#### What you have to do
Report each line from the data below that holds the word "icon".

#### Stored dataset items
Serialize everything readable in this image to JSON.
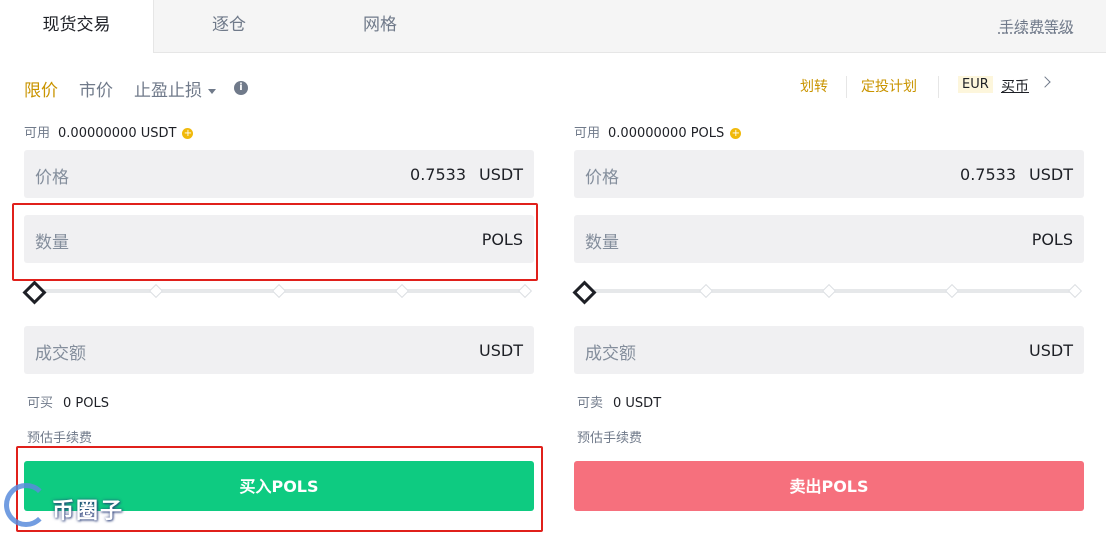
{
  "tabs": [
    {
      "label": "现货交易",
      "active": true
    },
    {
      "label": "逐仓",
      "active": false
    },
    {
      "label": "网格",
      "active": false
    }
  ],
  "fee_level": "手续费等级",
  "order_types": {
    "limit": "限价",
    "market": "市价",
    "stop": "止盈止损",
    "info_icon": "info-icon"
  },
  "right_links": {
    "transfer": "划转",
    "auto_invest": "定投计划",
    "fiat": "EUR",
    "buy_crypto": "买币",
    "arrow_icon": "chevron-right-icon"
  },
  "buy": {
    "available_label": "可用",
    "available_value": "0.00000000 USDT",
    "price_label": "价格",
    "price_value": "0.7533",
    "price_unit": "USDT",
    "amount_label": "数量",
    "amount_unit": "POLS",
    "total_label": "成交额",
    "total_unit": "USDT",
    "max_label": "可买",
    "max_value": "0 POLS",
    "fee_label": "预估手续费",
    "button": "买入POLS",
    "slider_percent": 0
  },
  "sell": {
    "available_label": "可用",
    "available_value": "0.00000000 POLS",
    "price_label": "价格",
    "price_value": "0.7533",
    "price_unit": "USDT",
    "amount_label": "数量",
    "amount_unit": "POLS",
    "total_label": "成交额",
    "total_unit": "USDT",
    "max_label": "可卖",
    "max_value": "0 USDT",
    "fee_label": "预估手续费",
    "button": "卖出POLS",
    "slider_percent": 0
  },
  "colors": {
    "accent": "#c99400",
    "buy": "#0ecb81",
    "sell": "#f6707d",
    "highlight": "#e0201b"
  },
  "watermark": "币圈子"
}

#### Output below
    "info_icon": "info-icon"
    "arrow_icon": "chevron-right-icon"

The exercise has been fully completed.